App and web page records
=== Section Start ===
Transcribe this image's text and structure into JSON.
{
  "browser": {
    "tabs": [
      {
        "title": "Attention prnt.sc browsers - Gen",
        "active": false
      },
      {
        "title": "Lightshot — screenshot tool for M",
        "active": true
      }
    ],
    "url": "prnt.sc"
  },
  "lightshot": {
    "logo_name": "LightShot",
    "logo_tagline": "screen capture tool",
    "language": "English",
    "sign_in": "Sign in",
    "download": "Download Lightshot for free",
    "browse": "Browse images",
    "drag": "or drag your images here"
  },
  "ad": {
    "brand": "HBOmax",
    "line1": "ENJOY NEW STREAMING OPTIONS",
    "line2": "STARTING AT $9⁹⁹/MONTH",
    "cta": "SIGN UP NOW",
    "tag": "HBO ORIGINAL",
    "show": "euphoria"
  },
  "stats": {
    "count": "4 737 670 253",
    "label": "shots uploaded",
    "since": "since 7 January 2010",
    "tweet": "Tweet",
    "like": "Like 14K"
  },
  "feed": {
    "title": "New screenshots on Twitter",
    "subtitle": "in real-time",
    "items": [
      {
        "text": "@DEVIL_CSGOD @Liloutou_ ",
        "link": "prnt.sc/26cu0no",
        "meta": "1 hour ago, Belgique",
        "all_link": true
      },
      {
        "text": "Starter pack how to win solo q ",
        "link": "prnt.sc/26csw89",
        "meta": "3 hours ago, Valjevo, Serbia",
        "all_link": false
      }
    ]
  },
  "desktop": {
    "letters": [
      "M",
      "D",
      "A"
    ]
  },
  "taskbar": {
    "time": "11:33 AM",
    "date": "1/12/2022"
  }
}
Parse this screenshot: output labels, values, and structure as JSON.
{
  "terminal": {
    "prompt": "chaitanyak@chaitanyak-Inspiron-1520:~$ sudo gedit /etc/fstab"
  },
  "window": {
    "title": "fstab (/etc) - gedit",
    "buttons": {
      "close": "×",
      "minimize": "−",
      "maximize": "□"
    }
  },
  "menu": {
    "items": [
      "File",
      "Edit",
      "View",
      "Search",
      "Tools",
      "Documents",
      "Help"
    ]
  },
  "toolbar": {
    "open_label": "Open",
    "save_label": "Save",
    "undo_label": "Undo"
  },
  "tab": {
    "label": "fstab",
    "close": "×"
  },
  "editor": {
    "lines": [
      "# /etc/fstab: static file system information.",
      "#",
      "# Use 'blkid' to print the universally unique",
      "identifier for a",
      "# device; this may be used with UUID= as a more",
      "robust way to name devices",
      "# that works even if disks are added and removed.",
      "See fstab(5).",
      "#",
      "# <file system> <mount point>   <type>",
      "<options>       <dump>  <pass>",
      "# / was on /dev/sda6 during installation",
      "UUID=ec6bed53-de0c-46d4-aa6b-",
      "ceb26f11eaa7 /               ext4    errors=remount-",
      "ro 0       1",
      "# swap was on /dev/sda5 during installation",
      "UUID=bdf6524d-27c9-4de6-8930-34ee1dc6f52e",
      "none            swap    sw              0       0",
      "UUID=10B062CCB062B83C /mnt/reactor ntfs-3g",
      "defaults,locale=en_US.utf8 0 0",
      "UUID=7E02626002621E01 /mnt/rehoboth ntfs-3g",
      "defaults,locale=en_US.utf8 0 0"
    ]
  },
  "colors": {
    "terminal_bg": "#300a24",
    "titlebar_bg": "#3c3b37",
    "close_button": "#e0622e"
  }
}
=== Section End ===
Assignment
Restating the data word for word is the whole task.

Task output
Transcribe this image's text and structure into JSON.
{
  "browser": {
    "tabs": [
      {
        "title": "Attention prnt.sc browsers - Gen",
        "active": false
      },
      {
        "title": "Lightshot — screenshot tool for M",
        "active": true
      }
    ],
    "url": "prnt.sc"
  },
  "lightshot": {
    "logo_name": "LightShot",
    "logo_tagline": "screen capture tool",
    "language": "English",
    "sign_in": "Sign in",
    "download": "Download Lightshot for free",
    "browse": "Browse images",
    "drag": "or drag your images here"
  },
  "ad": {
    "brand": "HBOmax",
    "line1": "ENJOY NEW STREAMING OPTIONS",
    "line2": "STARTING AT $9⁹⁹/MONTH",
    "cta": "SIGN UP NOW",
    "tag": "HBO ORIGINAL",
    "show": "euphoria"
  },
  "stats": {
    "count": "4 737 670 253",
    "label": "shots uploaded",
    "since": "since 7 January 2010",
    "tweet": "Tweet",
    "like": "Like 14K"
  },
  "feed": {
    "title": "New screenshots on Twitter",
    "subtitle": "in real-time",
    "items": [
      {
        "text": "@DEVIL_CSGOD @Liloutou_ ",
        "link": "prnt.sc/26cu0no",
        "meta": "1 hour ago, Belgique",
        "all_link": true
      },
      {
        "text": "Starter pack how to win solo q ",
        "link": "prnt.sc/26csw89",
        "meta": "3 hours ago, Valjevo, Serbia",
        "all_link": false
      }
    ]
  },
  "desktop": {
    "letters": [
      "M",
      "D",
      "A"
    ]
  },
  "taskbar": {
    "time": "11:33 AM",
    "date": "1/12/2022"
  }
}
Parse this screenshot: output labels, values, and structure as JSON.
{
  "terminal": {
    "prompt": "chaitanyak@chaitanyak-Inspiron-1520:~$ sudo gedit /etc/fstab"
  },
  "window": {
    "title": "fstab (/etc) - gedit",
    "buttons": {
      "close": "×",
      "minimize": "−",
      "maximize": "□"
    }
  },
  "menu": {
    "items": [
      "File",
      "Edit",
      "View",
      "Search",
      "Tools",
      "Documents",
      "Help"
    ]
  },
  "toolbar": {
    "open_label": "Open",
    "save_label": "Save",
    "undo_label": "Undo"
  },
  "tab": {
    "label": "fstab",
    "close": "×"
  },
  "editor": {
    "lines": [
      "# /etc/fstab: static file system information.",
      "#",
      "# Use 'blkid' to print the universally unique",
      "identifier for a",
      "# device; this may be used with UUID= as a more",
      "robust way to name devices",
      "# that works even if disks are added and removed.",
      "See fstab(5).",
      "#",
      "# <file system> <mount point>   <type>",
      "<options>       <dump>  <pass>",
      "# / was on /dev/sda6 during installation",
      "UUID=ec6bed53-de0c-46d4-aa6b-",
      "ceb26f11eaa7 /               ext4    errors=remount-",
      "ro 0       1",
      "# swap was on /dev/sda5 during installation",
      "UUID=bdf6524d-27c9-4de6-8930-34ee1dc6f52e",
      "none            swap    sw              0       0",
      "UUID=10B062CCB062B83C /mnt/reactor ntfs-3g",
      "defaults,locale=en_US.utf8 0 0",
      "UUID=7E02626002621E01 /mnt/rehoboth ntfs-3g",
      "defaults,locale=en_US.utf8 0 0"
    ]
  },
  "colors": {
    "terminal_bg": "#300a24",
    "titlebar_bg": "#3c3b37",
    "close_button": "#e0622e"
  }
}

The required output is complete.